In the very small and the very large scale – as we are currently finding out – Nature will always win in the end. We would do well to remember this, now, right across the globe.
(This post is an edited version of my 25th Not the Astrology Column featured in the July/August 2019 Issue of the UK’s Astrological Journal, edited by Victor Olliver.)
1000 words ©Anne Whitaker 2021
Licensed under Creative Commons – for conditions see About Page
10 thoughts on “Mars enters Cancer…a watery protest !”
Great story, Anne. I particularly enjoyed the conclusion which was whispering in my ear as I read. Nature will always do what it intends…and yes, we do well to respect rather than resist and attempt to control her. I enjoyed reading this very much! 🌎
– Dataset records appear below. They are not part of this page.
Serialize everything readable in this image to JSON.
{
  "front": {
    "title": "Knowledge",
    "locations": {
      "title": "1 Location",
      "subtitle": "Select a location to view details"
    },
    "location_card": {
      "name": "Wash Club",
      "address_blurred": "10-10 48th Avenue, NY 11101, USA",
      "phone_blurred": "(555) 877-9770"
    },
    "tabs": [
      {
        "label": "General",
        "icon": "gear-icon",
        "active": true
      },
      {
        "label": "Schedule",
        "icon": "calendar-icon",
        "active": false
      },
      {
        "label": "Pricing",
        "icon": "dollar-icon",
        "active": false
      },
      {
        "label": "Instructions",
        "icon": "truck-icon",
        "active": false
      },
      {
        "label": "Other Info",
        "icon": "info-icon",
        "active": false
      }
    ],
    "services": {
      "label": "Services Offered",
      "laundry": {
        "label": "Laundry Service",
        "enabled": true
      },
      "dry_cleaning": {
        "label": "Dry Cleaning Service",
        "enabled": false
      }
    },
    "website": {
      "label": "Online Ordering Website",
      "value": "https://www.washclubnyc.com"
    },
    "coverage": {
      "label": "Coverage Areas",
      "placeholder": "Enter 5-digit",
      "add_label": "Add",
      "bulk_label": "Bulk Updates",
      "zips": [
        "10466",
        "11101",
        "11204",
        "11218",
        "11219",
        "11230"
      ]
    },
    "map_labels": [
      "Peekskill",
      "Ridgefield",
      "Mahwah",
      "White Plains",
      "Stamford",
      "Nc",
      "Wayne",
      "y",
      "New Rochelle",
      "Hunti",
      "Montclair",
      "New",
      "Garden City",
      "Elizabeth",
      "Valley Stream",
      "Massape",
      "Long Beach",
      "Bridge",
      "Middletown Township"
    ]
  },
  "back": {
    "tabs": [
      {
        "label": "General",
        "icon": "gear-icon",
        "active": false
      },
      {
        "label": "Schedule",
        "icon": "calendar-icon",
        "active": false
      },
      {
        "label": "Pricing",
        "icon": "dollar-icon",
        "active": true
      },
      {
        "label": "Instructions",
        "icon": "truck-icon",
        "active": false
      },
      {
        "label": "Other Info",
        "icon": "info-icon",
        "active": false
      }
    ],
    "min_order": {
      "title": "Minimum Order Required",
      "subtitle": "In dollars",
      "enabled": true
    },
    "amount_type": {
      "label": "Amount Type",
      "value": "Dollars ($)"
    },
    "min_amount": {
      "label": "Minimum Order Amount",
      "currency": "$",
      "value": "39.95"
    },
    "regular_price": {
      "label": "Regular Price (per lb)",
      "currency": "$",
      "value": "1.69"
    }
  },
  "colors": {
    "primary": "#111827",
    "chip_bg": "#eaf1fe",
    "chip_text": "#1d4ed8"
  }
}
My goodness, Carrie, that was quick, I’ve only just posted this! Many thanks for your – as always – thoughtful comment. Yes, I really loved observing Nature sticking it to ‘authority’ during that entertaining saga…
Anne, I just happened to be sitting here with my iPad when it showed up in my email box! I really enjoyed it! 😊
Thanks for this Anne – as a fellow Mars-in-Cancer, it’s revitalizing to hear about the little red spring that just wouldn’t be bullied.
Also – thank you for the image of you walking away punching the air – it made me think of the end scene from the movie The Breakfast Club, a gen-x classic if there is such a thing. Come to think of it “Don’t You Forget About Me” is a pretty good tagline for Mars in Cancer! At once pleading and a wee bit commanding. I’m feeling it!
Thanks, Elizabeth, loved your comment. Air punchers of the world, unite!
I love this Mars story, Anne. Thank you so much. And I totally agree: we would do well to remember a bit of humility where natural cycles are concerned. It might help us all to ponder the notion of not sticking our big noses into everything. A child’s wonder and glee at how things simply are might just be the way to go.
Thanks, Dianne, for this wise comment. As a persistent – if not too shouty – rebel myself, I just loved the quiet defiance of that spring!
Mars in Cancer tribal member right here with you! I have Uranus and Jupiter in tight conjunction with Mars. I’ve moved house 22 times, mostly suddenly. Looking forward to Mars return next month- hope it doesn’t bring another sudden change of address! 😱
Thanks for this brilliant feedback, Suzie! You have also just given me a new perspective on my Mars/Uranus restlessness in my younger days – before 1985, I moved even more frequently than you. Then with equally Mars/Uranus extreme behaviour, I haven’t moved house since. I suspect having become a professional astrologer by then used up the 10th house Mars/Uranus in a more constructive way…Thanks for the insight!
I don’t think anyone with a Mars Uranus conjunction could ever be employed, as routine rules and regs to follow are just impossible for us! Employment stifles that inner risk-merchant that demands the freedom to change at the drop of a hat… I feel truly blessed to have been a working astrologer, teacher, coach, trainer since the early 80s. My home is my workplace, my location unimportant. It’s a great tribe to be a part of! ✨✨✨